Ranking performances at the British Open is something that is subject to a lot of debate. I have seen that there are mainly two ways people rank the performances at a tournament.
First there are the people who believe they should be ranked based on just the strokes, which to me is just about who fared better at the course for 72 holes.
Then there are the people who rank them based on the drama they created, the expectation or how much that performance pulled them to watch The Open during that specific year. And that, to me, would go according to those people’s preferences.
I respect both approaches and whoever ranks them that way. But for me, in order to rank the top performances in a golf tournament, I like to go with what other people do, which is to combine both approaches.
To rank Darren Clarke’s win at this year’s British Open, I have to first of all take a look at which are my top performances, then see where his performance would be placed in relation to them.
First, let’s state that to rank a performance is not a statement on how good that player was, is or will be. It does not matter if he was Ben Curtis, Todd Hamilton, Jack Nicklaus or Tiger Woods, but rather how he performed in this specific tournament.
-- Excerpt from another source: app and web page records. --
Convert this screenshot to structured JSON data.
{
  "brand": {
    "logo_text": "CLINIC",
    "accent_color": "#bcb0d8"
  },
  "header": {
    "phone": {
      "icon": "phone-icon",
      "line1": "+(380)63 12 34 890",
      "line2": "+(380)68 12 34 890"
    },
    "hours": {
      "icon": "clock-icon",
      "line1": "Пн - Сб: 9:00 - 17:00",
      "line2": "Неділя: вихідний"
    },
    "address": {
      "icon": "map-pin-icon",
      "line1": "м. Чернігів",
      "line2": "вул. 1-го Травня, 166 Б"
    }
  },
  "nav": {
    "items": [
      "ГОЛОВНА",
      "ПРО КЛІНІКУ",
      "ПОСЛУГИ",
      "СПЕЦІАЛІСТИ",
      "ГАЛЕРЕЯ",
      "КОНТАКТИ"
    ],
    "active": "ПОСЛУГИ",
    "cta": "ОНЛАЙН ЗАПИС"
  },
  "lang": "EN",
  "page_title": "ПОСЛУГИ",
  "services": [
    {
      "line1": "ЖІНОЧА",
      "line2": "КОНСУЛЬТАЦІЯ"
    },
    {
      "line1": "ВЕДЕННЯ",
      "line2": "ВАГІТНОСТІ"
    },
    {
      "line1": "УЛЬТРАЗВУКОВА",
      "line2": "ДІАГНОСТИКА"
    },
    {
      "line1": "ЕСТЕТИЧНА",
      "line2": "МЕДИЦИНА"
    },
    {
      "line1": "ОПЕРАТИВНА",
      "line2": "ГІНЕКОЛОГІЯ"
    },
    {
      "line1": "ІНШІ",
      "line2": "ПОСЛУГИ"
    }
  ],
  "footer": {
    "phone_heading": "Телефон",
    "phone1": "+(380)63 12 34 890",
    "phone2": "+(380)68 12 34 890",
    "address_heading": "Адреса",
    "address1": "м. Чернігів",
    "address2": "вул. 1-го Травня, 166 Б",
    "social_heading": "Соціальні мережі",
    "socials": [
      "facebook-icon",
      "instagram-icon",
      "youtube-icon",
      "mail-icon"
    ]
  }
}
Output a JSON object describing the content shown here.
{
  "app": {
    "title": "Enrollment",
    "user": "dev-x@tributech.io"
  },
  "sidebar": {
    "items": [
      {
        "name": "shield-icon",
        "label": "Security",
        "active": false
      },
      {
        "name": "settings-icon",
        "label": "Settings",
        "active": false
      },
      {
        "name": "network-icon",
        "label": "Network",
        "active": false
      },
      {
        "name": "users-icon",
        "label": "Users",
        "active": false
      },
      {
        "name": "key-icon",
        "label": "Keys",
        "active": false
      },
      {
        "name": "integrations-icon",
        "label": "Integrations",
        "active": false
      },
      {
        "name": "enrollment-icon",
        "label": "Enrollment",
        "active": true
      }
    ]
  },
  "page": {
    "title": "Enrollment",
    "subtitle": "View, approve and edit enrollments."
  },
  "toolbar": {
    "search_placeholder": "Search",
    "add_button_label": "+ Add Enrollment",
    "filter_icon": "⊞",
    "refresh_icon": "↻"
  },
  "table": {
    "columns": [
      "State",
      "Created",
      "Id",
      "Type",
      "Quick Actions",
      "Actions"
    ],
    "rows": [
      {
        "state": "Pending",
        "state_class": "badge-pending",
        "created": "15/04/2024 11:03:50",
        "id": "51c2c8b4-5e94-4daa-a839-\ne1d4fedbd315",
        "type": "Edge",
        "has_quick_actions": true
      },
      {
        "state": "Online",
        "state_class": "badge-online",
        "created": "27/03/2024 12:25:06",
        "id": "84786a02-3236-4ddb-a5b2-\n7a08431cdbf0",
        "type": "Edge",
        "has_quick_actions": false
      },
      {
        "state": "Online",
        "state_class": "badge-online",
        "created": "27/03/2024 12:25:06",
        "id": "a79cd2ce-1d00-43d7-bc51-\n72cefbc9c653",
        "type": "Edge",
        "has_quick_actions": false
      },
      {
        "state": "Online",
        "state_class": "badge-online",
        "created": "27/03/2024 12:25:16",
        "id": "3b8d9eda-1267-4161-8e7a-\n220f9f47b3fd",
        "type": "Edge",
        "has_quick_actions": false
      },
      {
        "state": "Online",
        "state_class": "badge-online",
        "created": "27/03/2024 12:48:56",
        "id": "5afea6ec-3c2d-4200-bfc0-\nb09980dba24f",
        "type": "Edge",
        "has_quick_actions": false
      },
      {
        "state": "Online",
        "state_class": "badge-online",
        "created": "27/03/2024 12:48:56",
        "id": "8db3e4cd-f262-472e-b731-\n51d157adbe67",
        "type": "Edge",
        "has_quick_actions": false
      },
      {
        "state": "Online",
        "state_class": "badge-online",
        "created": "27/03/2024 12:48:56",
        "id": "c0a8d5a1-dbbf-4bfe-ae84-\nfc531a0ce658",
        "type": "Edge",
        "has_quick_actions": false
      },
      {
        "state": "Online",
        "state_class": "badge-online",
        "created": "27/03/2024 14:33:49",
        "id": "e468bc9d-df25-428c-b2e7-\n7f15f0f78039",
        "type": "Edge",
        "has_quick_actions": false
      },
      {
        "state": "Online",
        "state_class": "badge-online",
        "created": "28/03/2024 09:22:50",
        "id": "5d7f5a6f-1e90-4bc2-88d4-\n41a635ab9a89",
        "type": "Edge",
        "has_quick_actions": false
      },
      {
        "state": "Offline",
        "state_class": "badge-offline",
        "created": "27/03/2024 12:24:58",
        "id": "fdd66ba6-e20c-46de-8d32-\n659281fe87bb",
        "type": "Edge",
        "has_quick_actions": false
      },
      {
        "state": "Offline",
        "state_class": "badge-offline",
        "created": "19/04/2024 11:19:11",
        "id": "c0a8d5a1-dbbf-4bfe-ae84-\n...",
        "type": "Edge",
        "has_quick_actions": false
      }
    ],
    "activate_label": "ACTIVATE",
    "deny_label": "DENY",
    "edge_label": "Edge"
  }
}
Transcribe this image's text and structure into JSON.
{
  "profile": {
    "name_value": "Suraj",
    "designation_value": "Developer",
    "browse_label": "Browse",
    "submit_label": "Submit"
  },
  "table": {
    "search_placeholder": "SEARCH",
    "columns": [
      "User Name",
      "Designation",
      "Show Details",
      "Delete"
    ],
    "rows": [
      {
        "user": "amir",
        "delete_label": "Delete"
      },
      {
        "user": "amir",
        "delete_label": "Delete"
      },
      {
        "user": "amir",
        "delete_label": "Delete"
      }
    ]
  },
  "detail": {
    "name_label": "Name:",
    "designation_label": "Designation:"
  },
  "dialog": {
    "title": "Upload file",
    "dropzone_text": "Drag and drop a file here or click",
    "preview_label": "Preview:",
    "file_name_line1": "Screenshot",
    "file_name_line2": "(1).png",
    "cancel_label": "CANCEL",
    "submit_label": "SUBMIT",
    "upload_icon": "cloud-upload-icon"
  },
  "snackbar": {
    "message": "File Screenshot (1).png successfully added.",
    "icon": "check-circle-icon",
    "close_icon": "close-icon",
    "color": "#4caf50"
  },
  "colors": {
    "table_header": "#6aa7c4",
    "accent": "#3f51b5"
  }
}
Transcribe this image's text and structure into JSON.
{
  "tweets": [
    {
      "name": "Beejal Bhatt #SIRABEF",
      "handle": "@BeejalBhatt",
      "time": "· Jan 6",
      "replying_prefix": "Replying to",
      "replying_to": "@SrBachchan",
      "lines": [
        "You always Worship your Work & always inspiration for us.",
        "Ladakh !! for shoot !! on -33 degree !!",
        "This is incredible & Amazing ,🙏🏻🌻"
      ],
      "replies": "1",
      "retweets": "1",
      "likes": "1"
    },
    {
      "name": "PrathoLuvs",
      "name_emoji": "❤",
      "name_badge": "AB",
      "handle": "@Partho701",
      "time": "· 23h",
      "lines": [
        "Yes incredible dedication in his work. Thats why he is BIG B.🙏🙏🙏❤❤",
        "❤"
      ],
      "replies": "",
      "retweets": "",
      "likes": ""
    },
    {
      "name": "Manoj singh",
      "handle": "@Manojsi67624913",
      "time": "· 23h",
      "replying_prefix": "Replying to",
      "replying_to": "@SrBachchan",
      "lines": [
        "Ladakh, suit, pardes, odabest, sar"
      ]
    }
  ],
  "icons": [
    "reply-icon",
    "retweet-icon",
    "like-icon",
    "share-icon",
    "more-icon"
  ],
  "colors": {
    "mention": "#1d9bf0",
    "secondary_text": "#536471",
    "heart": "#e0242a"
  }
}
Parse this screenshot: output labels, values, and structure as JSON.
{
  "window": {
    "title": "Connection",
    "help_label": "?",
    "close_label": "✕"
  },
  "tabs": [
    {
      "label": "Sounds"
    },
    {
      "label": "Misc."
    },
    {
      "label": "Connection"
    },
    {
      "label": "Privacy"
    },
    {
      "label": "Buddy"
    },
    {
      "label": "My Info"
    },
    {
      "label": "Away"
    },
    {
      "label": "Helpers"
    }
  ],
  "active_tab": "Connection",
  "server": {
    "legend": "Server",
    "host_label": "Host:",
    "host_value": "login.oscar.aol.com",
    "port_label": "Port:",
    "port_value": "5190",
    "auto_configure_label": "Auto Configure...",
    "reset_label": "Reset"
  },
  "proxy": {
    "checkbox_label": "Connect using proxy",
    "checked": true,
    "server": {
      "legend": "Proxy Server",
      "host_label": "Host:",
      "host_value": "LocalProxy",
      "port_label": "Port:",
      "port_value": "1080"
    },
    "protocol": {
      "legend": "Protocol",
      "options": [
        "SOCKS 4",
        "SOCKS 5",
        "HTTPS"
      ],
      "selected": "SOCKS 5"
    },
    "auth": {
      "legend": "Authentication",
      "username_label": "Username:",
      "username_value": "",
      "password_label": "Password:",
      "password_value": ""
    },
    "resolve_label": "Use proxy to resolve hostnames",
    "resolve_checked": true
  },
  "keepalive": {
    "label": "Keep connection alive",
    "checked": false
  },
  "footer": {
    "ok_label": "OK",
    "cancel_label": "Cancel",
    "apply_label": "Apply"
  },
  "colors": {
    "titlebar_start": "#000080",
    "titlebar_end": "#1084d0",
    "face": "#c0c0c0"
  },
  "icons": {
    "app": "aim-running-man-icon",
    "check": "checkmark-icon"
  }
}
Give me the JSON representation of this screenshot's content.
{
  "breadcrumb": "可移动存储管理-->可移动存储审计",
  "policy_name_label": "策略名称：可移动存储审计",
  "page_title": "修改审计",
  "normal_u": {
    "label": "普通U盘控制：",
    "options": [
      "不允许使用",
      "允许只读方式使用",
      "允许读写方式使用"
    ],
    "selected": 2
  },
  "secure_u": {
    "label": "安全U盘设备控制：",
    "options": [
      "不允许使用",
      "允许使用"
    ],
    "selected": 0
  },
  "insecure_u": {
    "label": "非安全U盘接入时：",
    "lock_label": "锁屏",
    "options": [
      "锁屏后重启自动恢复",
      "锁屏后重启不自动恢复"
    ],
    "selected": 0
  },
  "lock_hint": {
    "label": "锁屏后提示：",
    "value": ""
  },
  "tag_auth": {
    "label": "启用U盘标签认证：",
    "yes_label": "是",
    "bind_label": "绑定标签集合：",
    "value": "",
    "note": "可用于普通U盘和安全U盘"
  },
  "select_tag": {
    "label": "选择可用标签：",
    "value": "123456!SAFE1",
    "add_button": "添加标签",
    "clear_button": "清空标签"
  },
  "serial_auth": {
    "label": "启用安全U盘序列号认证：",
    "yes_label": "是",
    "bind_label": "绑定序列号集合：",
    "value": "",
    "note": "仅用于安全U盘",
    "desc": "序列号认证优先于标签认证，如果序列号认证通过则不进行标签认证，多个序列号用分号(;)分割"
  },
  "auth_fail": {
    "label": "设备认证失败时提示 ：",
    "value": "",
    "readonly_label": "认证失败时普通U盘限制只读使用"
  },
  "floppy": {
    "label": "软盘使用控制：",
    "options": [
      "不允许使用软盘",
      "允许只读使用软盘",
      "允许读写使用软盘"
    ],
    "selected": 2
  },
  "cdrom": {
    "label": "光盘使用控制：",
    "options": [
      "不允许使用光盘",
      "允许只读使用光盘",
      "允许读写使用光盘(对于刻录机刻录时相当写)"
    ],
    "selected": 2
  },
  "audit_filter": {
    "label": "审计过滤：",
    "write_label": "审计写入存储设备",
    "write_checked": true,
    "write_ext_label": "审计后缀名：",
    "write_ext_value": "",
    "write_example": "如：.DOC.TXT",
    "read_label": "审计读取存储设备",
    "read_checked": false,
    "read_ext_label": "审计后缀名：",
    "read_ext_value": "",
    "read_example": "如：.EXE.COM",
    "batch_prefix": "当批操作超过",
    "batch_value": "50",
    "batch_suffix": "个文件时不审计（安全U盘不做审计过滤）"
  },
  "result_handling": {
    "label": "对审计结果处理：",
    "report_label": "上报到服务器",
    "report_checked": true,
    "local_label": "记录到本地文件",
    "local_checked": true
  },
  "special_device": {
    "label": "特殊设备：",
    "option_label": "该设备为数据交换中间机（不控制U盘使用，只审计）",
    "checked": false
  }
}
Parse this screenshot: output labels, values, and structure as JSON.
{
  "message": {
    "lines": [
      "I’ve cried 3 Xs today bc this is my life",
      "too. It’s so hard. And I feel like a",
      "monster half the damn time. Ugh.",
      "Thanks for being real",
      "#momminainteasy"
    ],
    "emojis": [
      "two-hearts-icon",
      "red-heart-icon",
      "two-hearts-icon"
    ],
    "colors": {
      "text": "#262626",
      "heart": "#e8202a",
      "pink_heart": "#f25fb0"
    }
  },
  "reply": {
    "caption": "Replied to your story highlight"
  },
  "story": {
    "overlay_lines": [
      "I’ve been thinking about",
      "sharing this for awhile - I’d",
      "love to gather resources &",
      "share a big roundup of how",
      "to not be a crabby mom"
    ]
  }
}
Darren Clarke’s performance, statistically speaking, is not one of the best; in the past 12 years alone, his total ranks seventh. But not every year is a Par 70. So let’s take his score ranked in that same time span in relation to Par, and it's ranked ninth.
Then if we rank it according to the drama it created and how much it made people watch it, this is where we can debate all day and disagree. The reason is, once again, because it's based on personal preferences.
And based on that, for me, it comes down to simply how much I would remember Darren Clarke’s performance. Was this one that I will be talking about 10 or 15 years after? Did it have that "wow" factor that you can point to from now on every time you talk about The Open?
The answer, for me, is no.
Darren Clarke is superbly popular on that side of the pond. We even kept watching replays of Rory McIlroy at age 9 saying Darren was his favorite player. His popularity there is definitely not in question.
Also it was great to see Darren finally winning it after 19 previous tries. Plus, having gone through the tragic loss of his wife to recover and win The Open five years later is a great story.
Not to take away from his accomplishment; he played a great tournament. But I can honestly say that on Sunday, I was watching more what Phil Mickelson was doing than Darren. That comeback would have been one for the ages.
Among my favorites are Waston and Nicklaus’ Duel in The Sun in 1977, Tiger at St. Andrews in 2000, Seve and Watson in 1984, Watson as runner-up in 2009, Seve’s first Open in 1979, Harrington’s first Open in 2007, the records for Norman’s in 1993, Nick Faldo’s in 1990 and even John Daly’s 1995 win.
Compared to those, I cannot say Darren’s is a top-10 performance of all time. It was a great story and a popular one; a very good performance, just not an all-time great.